I don’t want to speculate about the artist’s feelings toward her mother, who was a nurse, after all. I don’t believe that pop psychology has any place in an exhibition review, and, frankly, I just don‘t want to open that can of worms. But there is something in Almanas‘s work that, intentionally or not, revolves around feelings and beliefs about women. Whether it is women’s reproductive organs sliced open, women’s troubled relationship to what has historically passed as medical science, their leggings, or the role that women traditionally play as nurses or caretakers, the underlying problematic in this artwork, which rises intensely to the surface, has somethingto do with women. I’m not sure just what it is, but I feel as certain as I do nauseated that it is there. You just cannot replace a woman’s face with innards in a way that is not hostile, not even if your work is ultimately a critique of the sexist medical gaze.
I will say outright that Surgical Theatre, like some other photographs in Pre-Existing Condition, is particularly vaginal in appearance.
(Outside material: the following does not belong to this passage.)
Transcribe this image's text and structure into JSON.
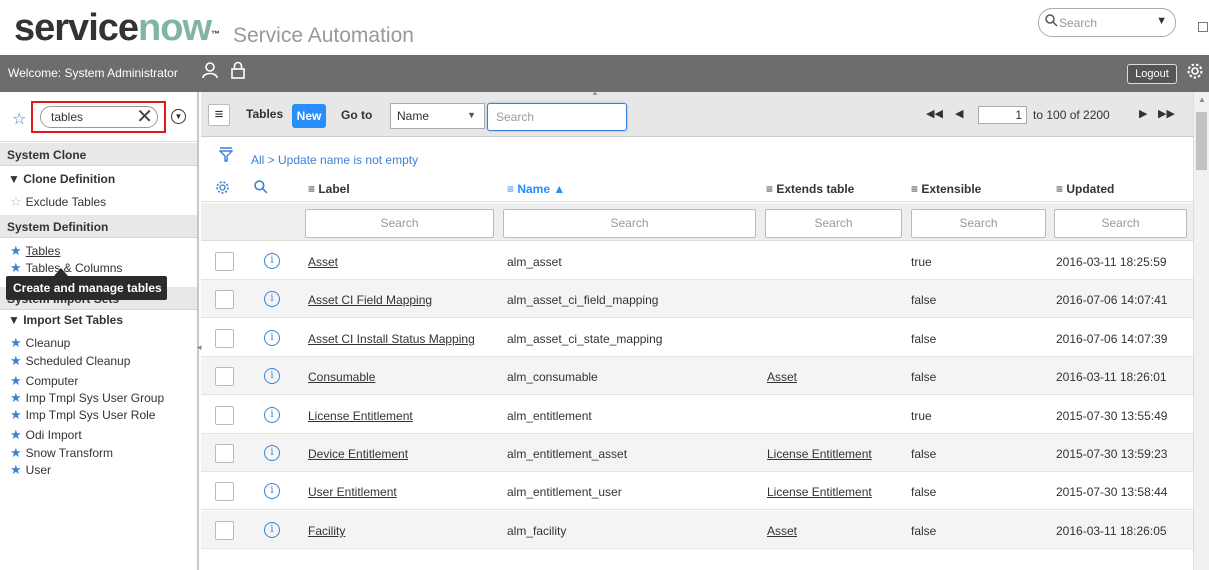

To be sure that this observation wasn’t merely in my own imagination (I want to be fair, after all), I solicited the opinions of others without further context. Imagine receiving a closeup of Surgical Theatre or Sever via text message! And if you look even more closely, you might notice something else that is perturbing about the former, for there appears to be something within the bloody vaginal opening that is peering right back at you. Whether intentional or not, whether present on purpose or an unfortunate accident of the camera, I confirmed that others saw it, too, before committing my observations to print. Because what it appears to be is a man’s face.
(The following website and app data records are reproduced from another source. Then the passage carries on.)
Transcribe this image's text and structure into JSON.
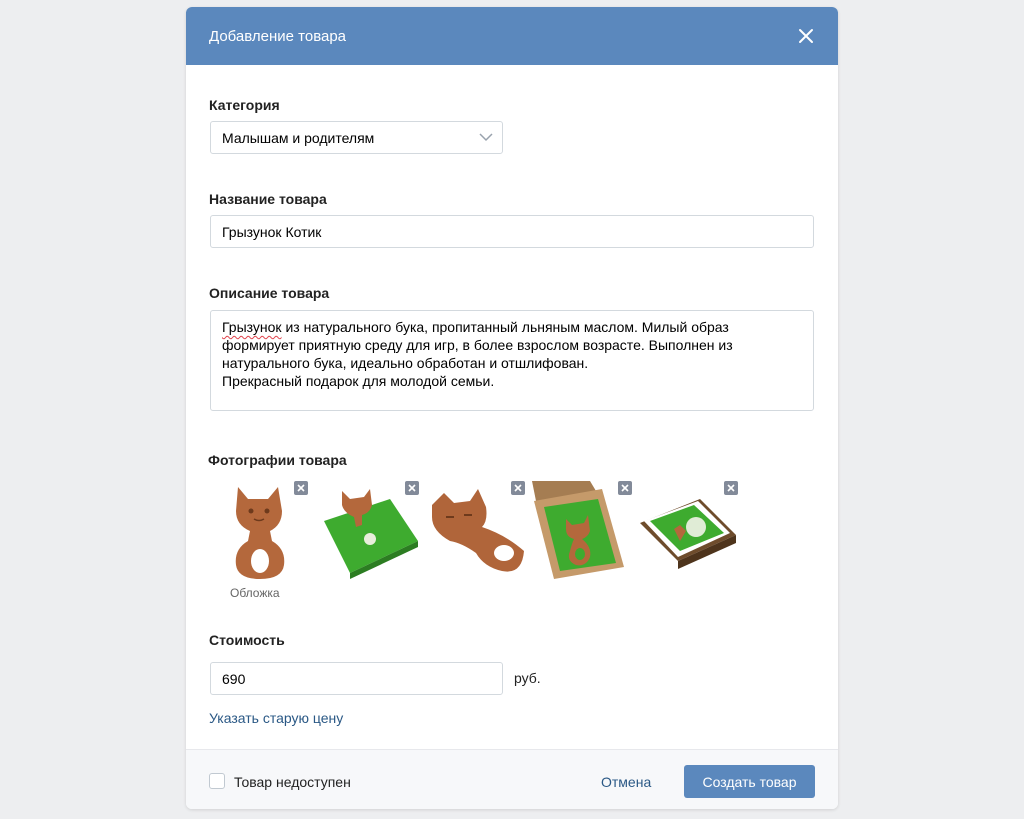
{
  "modal": {
    "title": "Добавление товара"
  },
  "category": {
    "label": "Категория",
    "value": "Малышам и родителям"
  },
  "name": {
    "label": "Название товара",
    "value": "Грызунок Котик"
  },
  "description": {
    "label": "Описание товара",
    "misspelled_word": "Грызунок",
    "lines": [
      " из натурального бука, пропитанный льняным маслом. Милый образ",
      "формирует приятную среду для игр, в более взрослом возрасте. Выполнен из",
      "натурального бука, идеально обработан и отшлифован.",
      "Прекрасный подарок для молодой семьи."
    ]
  },
  "photos": {
    "label": "Фотографии товара",
    "cover_label": "Обложка",
    "items": [
      "photo-cat-teether",
      "photo-teether-on-green-box",
      "photo-cat-teether-angle",
      "photo-teether-in-box",
      "photo-packaging-box"
    ]
  },
  "price": {
    "label": "Стоимость",
    "value": "690",
    "currency": "руб.",
    "old_price_link": "Указать старую цену"
  },
  "footer": {
    "unavailable_label": "Товар недоступен",
    "cancel_label": "Отмена",
    "submit_label": "Создать товар"
  },
  "colors": {
    "header": "#5b88bd",
    "link": "#2a5885",
    "wood": "#b4683c",
    "green": "#4caf3a"
  }
}
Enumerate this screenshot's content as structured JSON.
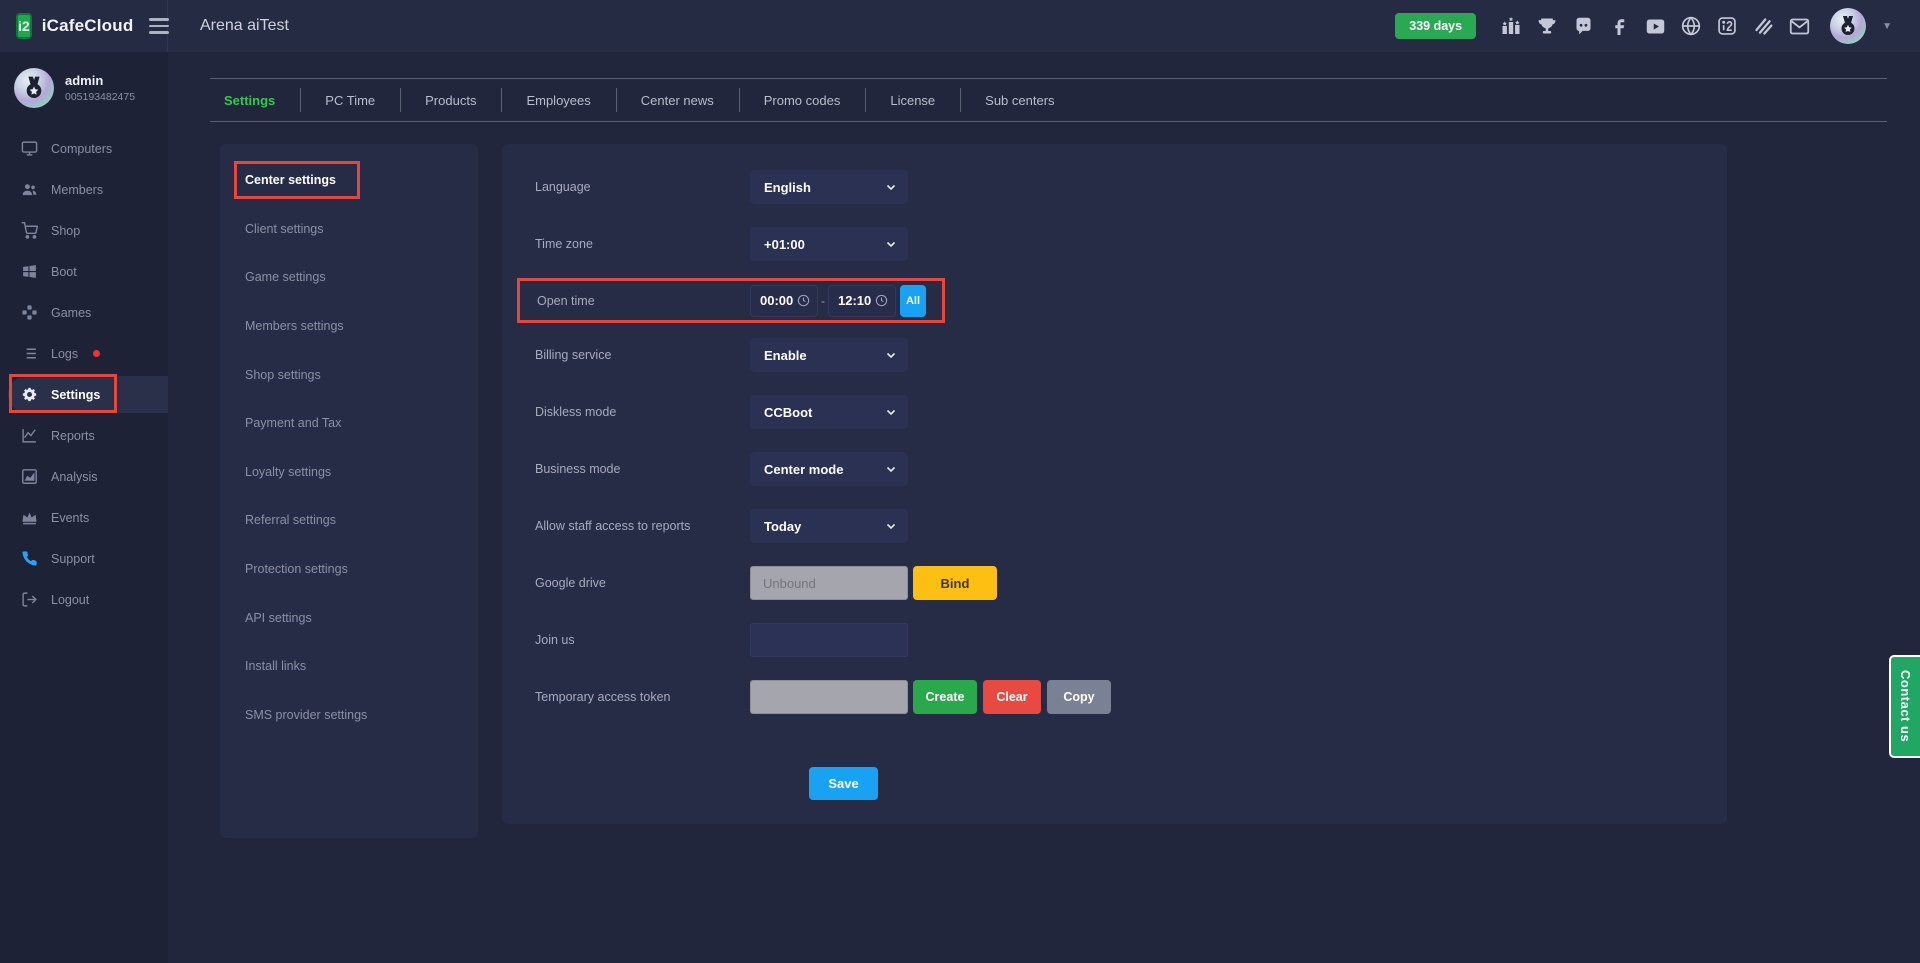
{
  "topbar": {
    "logo_text": "iCafeCloud",
    "logo_glyph": "i2",
    "page_title": "Arena aiTest",
    "days_badge": "339 days"
  },
  "user": {
    "name": "admin",
    "id": "005193482475"
  },
  "sidebar": {
    "items": [
      {
        "label": "Computers"
      },
      {
        "label": "Members"
      },
      {
        "label": "Shop"
      },
      {
        "label": "Boot"
      },
      {
        "label": "Games"
      },
      {
        "label": "Logs"
      },
      {
        "label": "Settings"
      },
      {
        "label": "Reports"
      },
      {
        "label": "Analysis"
      },
      {
        "label": "Events"
      },
      {
        "label": "Support"
      },
      {
        "label": "Logout"
      }
    ]
  },
  "tabs": {
    "items": [
      "Settings",
      "PC Time",
      "Products",
      "Employees",
      "Center news",
      "Promo codes",
      "License",
      "Sub centers"
    ]
  },
  "settings_menu": {
    "items": [
      "Center settings",
      "Client settings",
      "Game settings",
      "Members settings",
      "Shop settings",
      "Payment and Tax",
      "Loyalty settings",
      "Referral settings",
      "Protection settings",
      "API settings",
      "Install links",
      "SMS provider settings"
    ]
  },
  "form": {
    "language": {
      "label": "Language",
      "value": "English"
    },
    "timezone": {
      "label": "Time zone",
      "value": "+01:00"
    },
    "open_time": {
      "label": "Open time",
      "start": "00:00",
      "end": "12:10",
      "separator": "-",
      "all_button": "All"
    },
    "billing": {
      "label": "Billing service",
      "value": "Enable"
    },
    "diskless": {
      "label": "Diskless mode",
      "value": "CCBoot"
    },
    "business": {
      "label": "Business mode",
      "value": "Center mode"
    },
    "staff_reports": {
      "label": "Allow staff access to reports",
      "value": "Today"
    },
    "google_drive": {
      "label": "Google drive",
      "placeholder": "Unbound",
      "bind_button": "Bind"
    },
    "join_us": {
      "label": "Join us",
      "value": ""
    },
    "token": {
      "label": "Temporary access token",
      "value": "",
      "create_button": "Create",
      "clear_button": "Clear",
      "copy_button": "Copy"
    },
    "save_button": "Save"
  },
  "contact_tab": {
    "label": "Contact us"
  },
  "colors": {
    "accent_green": "#28a952",
    "tab_active_green": "#2ecb51",
    "accent_blue": "#17a2f3",
    "accent_yellow": "#fdc012",
    "danger_red": "#e84a42",
    "highlight_border_red": "#e8463d",
    "contact_green": "#1fa763"
  }
}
It’s just not something you ever want to see. So, yes, I would be lying if I did not say I find Pre-Existing Condition to be disquieting, revolting, and grotesque. It makes me uncomfortable and uneasy, but not because I am squeamish about innards, or even because this work appears to be the result of surgical or murder scenes. It’s not that. Rather, I cannot shake the sense that there is something just under the surface in this work–some feeling, or commentary, some unconscious thought or suspicion about women–that, while I cannot fully identify it, does not sit well with me. The concept, I will grant, is fascinating: assembling concoctions of food into contrived organs, investigating digestion through that which is digested. The power of this work to evoke strong feelings without focusing beyond the body on the horrors of the world is astonishing. Along with Souvannasane, I can see a future place for Pre-Existing Condition at the ICA. And, without a doubt, I would say that you should make the trek to Yellow Peril Gallery to see this exhibition and others after it.
Souvannasane and his business partner, curator Robert P. Stack, came to Rhode Island from Brooklyn. Their enthusiasm is contagious, and they are determined to bring art to neighborhoods and communities that need it. You will surely see provocative work at Yellow Peril Gallery, for a long time to come, from emerging artists who are worth taking seriously. In 2014, Souvannasane himself will be spearheading plans for the inaugural Providence Biennial. While I am not personally over the moon about Almanas’s work, I am a huge fan of her gallery. Pre-Existing Condition, on view now through August 11, is different, eerie, thought-provoking, and powerfully evocative. You should plan to see it for that reason alone, with one caveat: it is decidedly not for those with weak stomachs.